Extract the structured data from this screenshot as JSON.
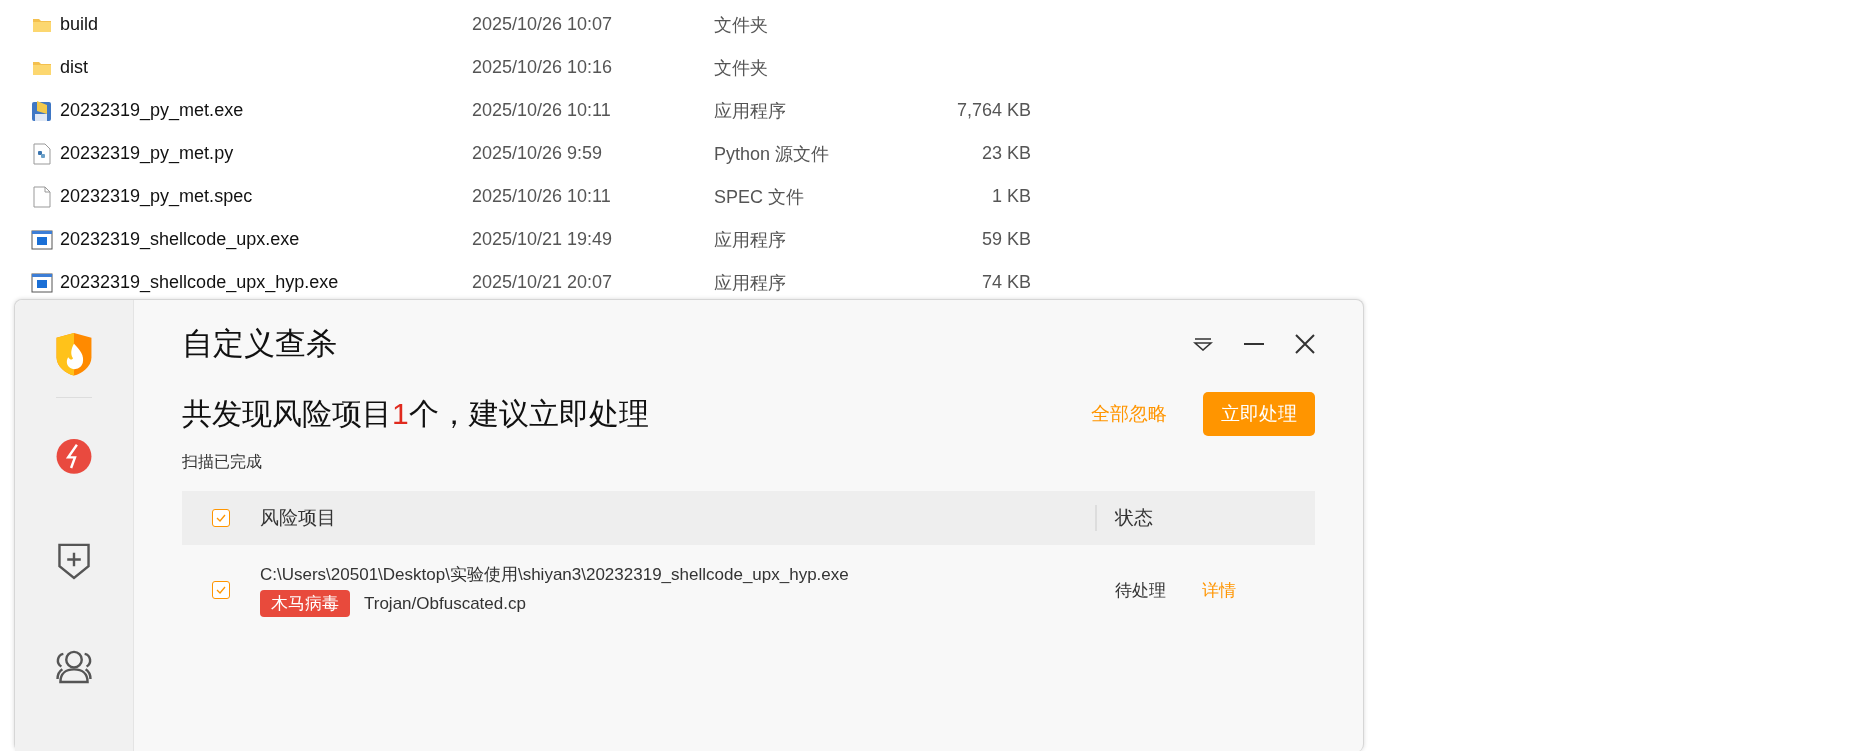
{
  "files": [
    {
      "kind": "folder",
      "name": "build",
      "modified": "2025/10/26 10:07",
      "type": "文件夹"
    },
    {
      "kind": "folder",
      "name": "dist",
      "modified": "2025/10/26 10:16",
      "type": "文件夹"
    },
    {
      "kind": "installer",
      "name": "20232319_py_met.exe",
      "modified": "2025/10/26 10:11",
      "type": "应用程序",
      "size": "7,764 KB"
    },
    {
      "kind": "python",
      "name": "20232319_py_met.py",
      "modified": "2025/10/26 9:59",
      "type": "Python 源文件",
      "size": "23 KB"
    },
    {
      "kind": "file",
      "name": "20232319_py_met.spec",
      "modified": "2025/10/26 10:11",
      "type": "SPEC 文件",
      "size": "1 KB"
    },
    {
      "kind": "app",
      "name": "20232319_shellcode_upx.exe",
      "modified": "2025/10/21 19:49",
      "type": "应用程序",
      "size": "59 KB"
    },
    {
      "kind": "app",
      "name": "20232319_shellcode_upx_hyp.exe",
      "modified": "2025/10/21 20:07",
      "type": "应用程序",
      "size": "74 KB"
    }
  ],
  "dialog": {
    "title": "自定义查杀",
    "summary_count": "1",
    "summary_prefix": "共发现风险项目",
    "summary_suffix": "个，建议立即处理",
    "status": "扫描已完成",
    "ignore_all": "全部忽略",
    "fix_now": "立即处理",
    "table": {
      "columns": [
        "风险项目",
        "状态"
      ],
      "all_checked": true,
      "rows": [
        {
          "checked": true,
          "path": "C:\\Users\\20501\\Desktop\\实验使用\\shiyan3\\20232319_shellcode_upx_hyp.exe",
          "tag": "木马病毒",
          "threat": "Trojan/Obfuscated.cp",
          "state": "待处理",
          "details": "详情"
        }
      ]
    }
  }
}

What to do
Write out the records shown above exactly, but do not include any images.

Response area
Extract the structured data from this screenshot as JSON.
{
  "files": [
    {
      "kind": "folder",
      "name": "build",
      "modified": "2025/10/26 10:07",
      "type": "文件夹"
    },
    {
      "kind": "folder",
      "name": "dist",
      "modified": "2025/10/26 10:16",
      "type": "文件夹"
    },
    {
      "kind": "installer",
      "name": "20232319_py_met.exe",
      "modified": "2025/10/26 10:11",
      "type": "应用程序",
      "size": "7,764 KB"
    },
    {
      "kind": "python",
      "name": "20232319_py_met.py",
      "modified": "2025/10/26 9:59",
      "type": "Python 源文件",
      "size": "23 KB"
    },
    {
      "kind": "file",
      "name": "20232319_py_met.spec",
      "modified": "2025/10/26 10:11",
      "type": "SPEC 文件",
      "size": "1 KB"
    },
    {
      "kind": "app",
      "name": "20232319_shellcode_upx.exe",
      "modified": "2025/10/21 19:49",
      "type": "应用程序",
      "size": "59 KB"
    },
    {
      "kind": "app",
      "name": "20232319_shellcode_upx_hyp.exe",
      "modified": "2025/10/21 20:07",
      "type": "应用程序",
      "size": "74 KB"
    }
  ],
  "dialog": {
    "title": "自定义查杀",
    "summary_count": "1",
    "summary_prefix": "共发现风险项目",
    "summary_suffix": "个，建议立即处理",
    "status": "扫描已完成",
    "ignore_all": "全部忽略",
    "fix_now": "立即处理",
    "table": {
      "columns": [
        "风险项目",
        "状态"
      ],
      "all_checked": true,
      "rows": [
        {
          "checked": true,
          "path": "C:\\Users\\20501\\Desktop\\实验使用\\shiyan3\\20232319_shellcode_upx_hyp.exe",
          "tag": "木马病毒",
          "threat": "Trojan/Obfuscated.cp",
          "state": "待处理",
          "details": "详情"
        }
      ]
    }
  }
}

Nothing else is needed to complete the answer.